By Martin Morse Wooster: Name this play: It’s probably one of the greatest fantasy plays ever written. It’s one of the few outright fantasies to have won the Pulitzer Prize for Drama. The likelihood you’ve seen this play is vanishingly small.
The answer is Thornton Wilder’s The Skin of Our Teeth, which won the Pulitzer in 1943. As far as I can tell from IMDB, the last time anyone tried to film it was an Australian Broadcasting production in 1959. But it’s a play that is undoubtedly fantasy. It isn’t staged much, in part because plays from the 1940s don’t get revived very often, but more likely because the play has about 35 speaking parts, and few theaters these days can pay such a large cast. However, it was revived on Broadway last year, and the Constellation Theatre Company has revived it with a cast of thirteen and a lot of doubling. I was very happy to have seen it.
Wilder (1897-1975) wrote that he decided to write The Skin of Our Teeth in part as a reaction to the “well-made” plays of the previous generation. “Towards the end of the ‘twenties, I felt far less pleasure in going to the theater,” Wilder wrote in 1956. “I ceased to believe in the stories I saw presented there.” He said that in the plays he saw he couldn’t feel “overwhelmed by an artistic creation.”
So The Skin of Our Teeth has a lot of what used to be called “breaking the fourth wall” and we call “snark.” There’s one seduction scene, for example, where the actress who is supposed to play it suddenly announces she can’t because it would upset a friend in the audience who has undergone trauma. A second scene in the third act isn’t performed because we are told that seven members of the cast have all gotten ptomaine poisoning from bad lemon meringue pie.
I thought these were ironic commentaries by today’s theatres on an antique text, but I dutifully read the script and these interruptions are in it. In fact, I thought Mary Hall Surface’s direction was reasonably straightforward with minimal updating, although of course The Skin of Our Teeth is now a historical play set in the 1940s.
It’s also, like T.H. White’s The Once and Future King, very much an apocalyptic fantasy that is the product of when it was written—just before World War II. Wilder said The Skin of Our Teeth “was written on the eve of our entrance into the war and under strong emotion and I think it mostly comes alive under conditions of crisis.” He added that he was moved seeing productions in Germany in the late 1940s, “in the shattered churches and beerhalls that were serving as theaters,” where people would choose to skip meals to buy theatre tickets.

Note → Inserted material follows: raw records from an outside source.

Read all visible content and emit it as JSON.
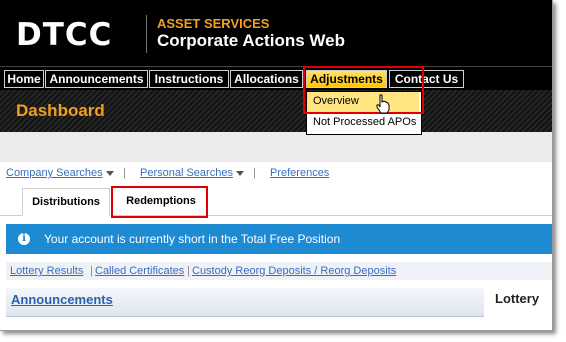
{
  "header": {
    "logo": "DTCC",
    "service": "ASSET SERVICES",
    "app_title": "Corporate Actions Web"
  },
  "nav": {
    "items": [
      "Home",
      "Announcements",
      "Instructions",
      "Allocations",
      "Adjustments",
      "Contact Us"
    ],
    "active": "Adjustments"
  },
  "dropdown": {
    "items": [
      "Overview",
      "Not Processed APOs"
    ]
  },
  "dashboard": {
    "title": "Dashboard"
  },
  "search_links": {
    "company": "Company Searches",
    "personal": "Personal Searches",
    "preferences": "Preferences",
    "separator": "|"
  },
  "tabs": [
    "Distributions",
    "Redemptions"
  ],
  "banner": {
    "icon": "info-icon",
    "text": "Your account is currently short in the Total Free Position",
    "color": "#1e8ad2"
  },
  "quick_links": {
    "items": [
      "Lottery Results",
      "Called Certificates",
      "Custody Reorg Deposits / Reorg Deposits"
    ],
    "separator": "|"
  },
  "panels": {
    "announcements_title": "Announcements",
    "lottery_title": "Lottery"
  },
  "colors": {
    "accent": "#f0a01e",
    "highlight_box": "#e00000",
    "link": "#3a6dbf"
  }
}
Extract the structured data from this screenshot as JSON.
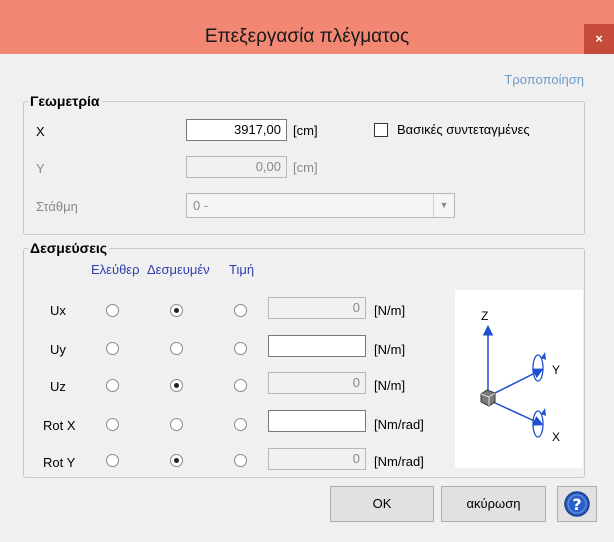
{
  "window": {
    "title": "Επεξεργασία πλέγματος",
    "close": "×"
  },
  "mode_label": "Τροποποίηση",
  "geometry": {
    "title": "Γεωμετρία",
    "x": {
      "label": "X",
      "value": "3917,00",
      "unit": "[cm]"
    },
    "y": {
      "label": "Y",
      "value": "0,00",
      "unit": "[cm]"
    },
    "level": {
      "label": "Στάθμη",
      "value": "0 -"
    },
    "basic_coords": {
      "label": "Βασικές συντεταγμένες",
      "checked": false
    }
  },
  "constraints": {
    "title": "Δεσμεύσεις",
    "columns": [
      "Ελεύθερ",
      "Δεσμευμέν",
      "Τιμή"
    ],
    "rows": [
      {
        "label": "Ux",
        "selected": "fixed",
        "value": "0",
        "unit": "[N/m]"
      },
      {
        "label": "Uy",
        "selected": "none",
        "value": "",
        "unit": "[N/m]"
      },
      {
        "label": "Uz",
        "selected": "fixed",
        "value": "0",
        "unit": "[N/m]"
      },
      {
        "label": "Rot X",
        "selected": "none",
        "value": "",
        "unit": "[Nm/rad]"
      },
      {
        "label": "Rot Y",
        "selected": "fixed",
        "value": "0",
        "unit": "[Nm/rad]"
      }
    ]
  },
  "diagram": {
    "z": "Z",
    "y": "Y",
    "x": "X"
  },
  "buttons": {
    "ok": "OK",
    "cancel": "ακύρωση"
  },
  "icons": {
    "help": "help-icon",
    "close": "close-icon",
    "dropdown": "chevron-down-icon"
  },
  "colors": {
    "titlebar": "#f28774",
    "close": "#c74b3a",
    "header_text": "#2f3fae",
    "mode_text": "#6d9bc7",
    "axis_blue": "#1f4fd0"
  }
}
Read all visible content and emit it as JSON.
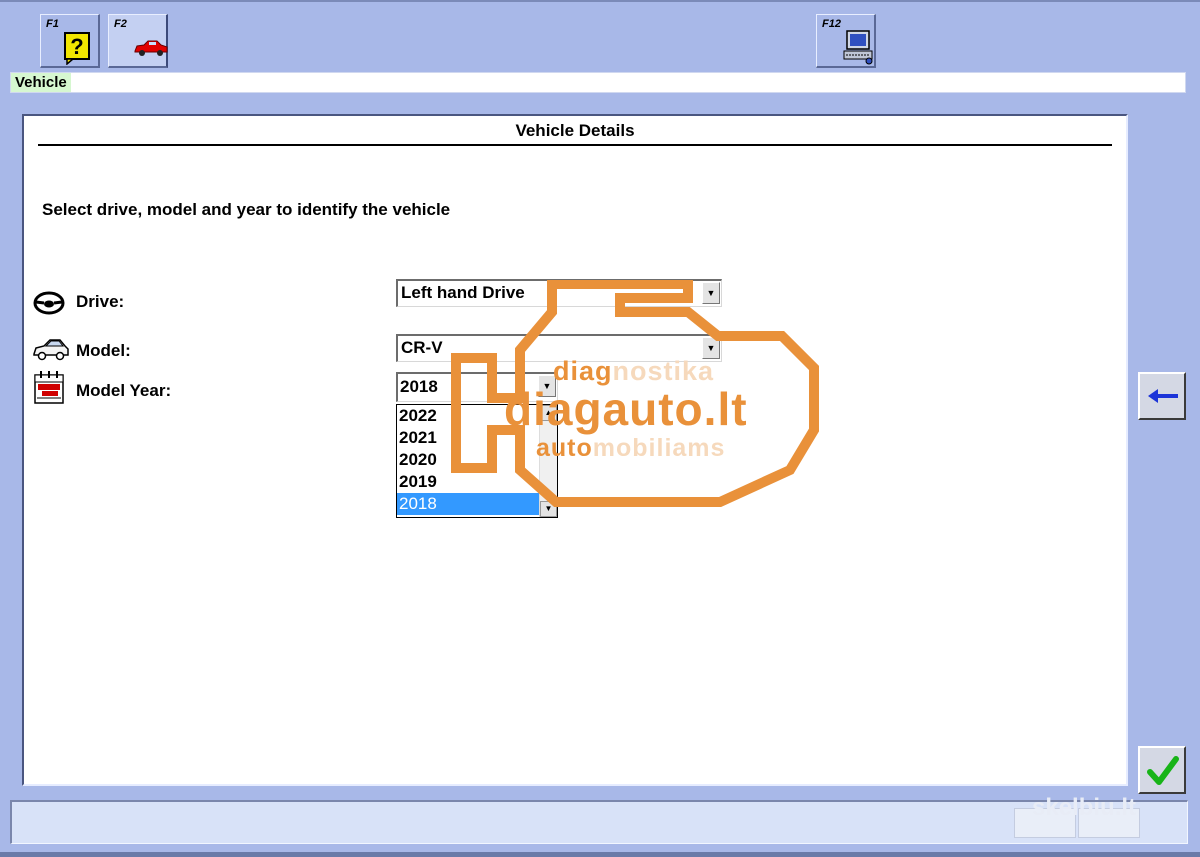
{
  "toolbar": {
    "keys": [
      {
        "label": "F1",
        "icon": "help-icon"
      },
      {
        "label": "F2",
        "icon": "car-icon"
      },
      {
        "label": "F12",
        "icon": "computer-network-icon"
      }
    ]
  },
  "breadcrumb": {
    "item": "Vehicle"
  },
  "panel": {
    "title": "Vehicle Details",
    "instruction": "Select drive, model and year to identify the vehicle",
    "drive": {
      "label": "Drive:",
      "value": "Left hand Drive",
      "icon": "steering-wheel-icon"
    },
    "model": {
      "label": "Model:",
      "value": "CR-V",
      "icon": "car-outline-icon"
    },
    "model_year": {
      "label": "Model Year:",
      "value": "2018",
      "icon": "calendar-icon",
      "options": [
        "2022",
        "2021",
        "2020",
        "2019",
        "2018"
      ],
      "selected": "2018"
    }
  },
  "watermark": {
    "line1a": "diag",
    "line1b": "nostika",
    "line2": "diagauto.lt",
    "line3a": "auto",
    "line3b": "mobiliams",
    "corner": "skelbiu.lt"
  },
  "colors": {
    "background": "#a8b8e8",
    "selection": "#3399ff",
    "breadcrumb_bg": "#d6f7d0",
    "watermark": "#e9913a"
  },
  "side_buttons": {
    "back": "back-arrow-icon",
    "confirm": "checkmark-icon"
  }
}
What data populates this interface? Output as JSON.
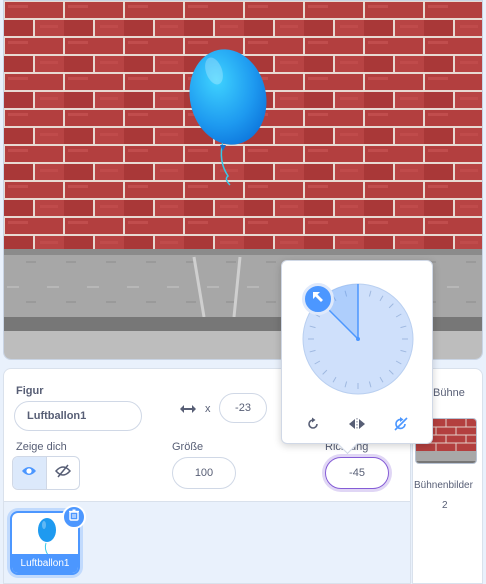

As for the plot: We begin in the comfy home of Mr. and Mrs. Antrobus at 216 Cedar Street, Excelsior, New Jersey. It seems like we’re in one of those dramas where characters take the 5:56 to Chappaqua every evening except that the Antrobus family is really five thousand years old, and a giant ice sheet is coming down from Canada. Oh, and the refugees pounding their door asking for food are really Moses, the Muses, and other mythical characters. And the Antrobus’s have a mammoth they milk and a pet dinosaur named Frederick.
It turns out there are more environmental disasters in this play than in three Kim Stanley Robinson novels. The second act has the characters in Atlantic City, where Mr. Antrobus is about to win an award for being a superior human. But then he has to face a titanic flood. The third act has the Antrobuses surviving a major war in the U.S. that pits Mr. Antrobus’s son (who could be the Biblical Cain) against his father.
I’m not sure that this play works today. It’s a different flavor than the sort of plays I enjoy. But I respect Wilder’s intelligence and imagination, and I was very glad to have seen this play. The Skin of Our Teeth is a classic that fantasy lovers need to have seen.
I thought the cast was fine, with Steven Carpenter as Mr. Antrobus and Tonya Beckman as Sabina giving the best performances. But the standout to me were the costumes of Frank Labovitz, who both provided some ridiculous dresses for Atlantic City patrons and also created the dinosaur and mammoth costumes. The mammoth looked like a walking throw rug, and was charming.
The Constellation Theatre Company deserves credit for reviving an important—and neglected—fantasy.